The Two Americas
Madison continues to enable society’s takers.
(page 2 of 2)
Unabashed, the city of Madison, liberal to its core, wants to buy up duplexes in distressed neighborhoods for “neighborhood centers,” including one in troubled Meadowood where the sound of gunfire – in the middle of the day! – has replaced lawn mowers. Purchase price: $2 million; Nintendo Game Boy batteries not included.
“We’re really talking about a pretty small neighborhood with big needs that the city spends a lot of resources on,” mostly police services, the local alderman told the Wisconsin State Journal.
Pardon my cynicism, but haven’t we seen this rerun before? Neighborhood roiled by crime makes headlines. Politicians cobble together a program, announce with great fanfare. Get credit for “doing something.” Rinse and repeat.
I’d like to think that the street gangs will take to the “after-school tutoring and enrichment programs” offered in the proposed new neighborhood center. But there’s already one just 10 blocks away in the shopping center, next door to the hardware store that is moving out. After 25 years, said its defeated proprietor, “customers are choosing to go someplace [else] where they feel safe.”
With it leaves after-school jobs mopping floors and working the cash register. After 40 years of Great Society-style social programs, is America really better off?
The solution is simple. Require everyone between the ages of 16 and 60 to work for their supper. The only handouts in the new regime are brooms and shovels. Get to work. Or was the work ethic of the Greatest Generation that mistaken?

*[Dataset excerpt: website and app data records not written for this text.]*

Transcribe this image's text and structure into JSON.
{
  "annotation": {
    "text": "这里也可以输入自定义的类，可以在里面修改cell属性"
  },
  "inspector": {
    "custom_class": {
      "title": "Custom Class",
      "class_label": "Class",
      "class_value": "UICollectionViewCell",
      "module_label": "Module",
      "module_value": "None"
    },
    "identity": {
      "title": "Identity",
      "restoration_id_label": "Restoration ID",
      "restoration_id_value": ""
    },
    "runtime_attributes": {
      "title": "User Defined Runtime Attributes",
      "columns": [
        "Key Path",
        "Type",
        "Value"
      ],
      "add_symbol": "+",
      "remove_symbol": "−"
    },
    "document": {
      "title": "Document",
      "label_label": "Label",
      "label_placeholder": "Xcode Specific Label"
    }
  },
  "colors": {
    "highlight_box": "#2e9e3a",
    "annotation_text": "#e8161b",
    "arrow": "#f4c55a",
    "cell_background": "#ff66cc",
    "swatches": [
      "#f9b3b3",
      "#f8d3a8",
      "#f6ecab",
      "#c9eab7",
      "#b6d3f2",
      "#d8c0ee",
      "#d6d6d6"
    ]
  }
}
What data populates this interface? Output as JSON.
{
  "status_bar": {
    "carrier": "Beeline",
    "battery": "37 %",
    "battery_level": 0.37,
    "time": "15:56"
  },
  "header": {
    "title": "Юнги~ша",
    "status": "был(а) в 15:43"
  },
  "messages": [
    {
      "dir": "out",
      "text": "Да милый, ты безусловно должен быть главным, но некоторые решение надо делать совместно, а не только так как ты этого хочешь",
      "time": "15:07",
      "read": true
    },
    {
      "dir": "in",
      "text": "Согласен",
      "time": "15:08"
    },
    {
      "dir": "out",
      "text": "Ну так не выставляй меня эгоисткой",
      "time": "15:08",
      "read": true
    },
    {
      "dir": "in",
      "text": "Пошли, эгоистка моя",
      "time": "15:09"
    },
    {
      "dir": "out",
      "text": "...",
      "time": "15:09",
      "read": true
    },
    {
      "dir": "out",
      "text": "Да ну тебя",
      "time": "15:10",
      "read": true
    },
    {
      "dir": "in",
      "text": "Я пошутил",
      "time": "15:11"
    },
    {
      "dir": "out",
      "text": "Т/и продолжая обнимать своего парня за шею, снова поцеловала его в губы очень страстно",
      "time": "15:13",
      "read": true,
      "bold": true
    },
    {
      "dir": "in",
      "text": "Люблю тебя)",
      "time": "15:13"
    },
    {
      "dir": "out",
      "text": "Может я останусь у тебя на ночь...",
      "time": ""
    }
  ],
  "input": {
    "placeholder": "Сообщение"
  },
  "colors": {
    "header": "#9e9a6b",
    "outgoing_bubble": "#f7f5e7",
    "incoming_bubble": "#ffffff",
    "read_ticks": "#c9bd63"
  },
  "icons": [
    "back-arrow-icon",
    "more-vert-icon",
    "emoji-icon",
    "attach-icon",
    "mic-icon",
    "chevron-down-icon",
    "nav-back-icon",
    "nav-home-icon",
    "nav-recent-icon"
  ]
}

Sign up for the free IB Update – your weekly resource for local business news, analysis, voices, and the names you need to know. Click here. If you are not already a subscriber to In Business magazine, be sure to sign up for our monthly print edition here.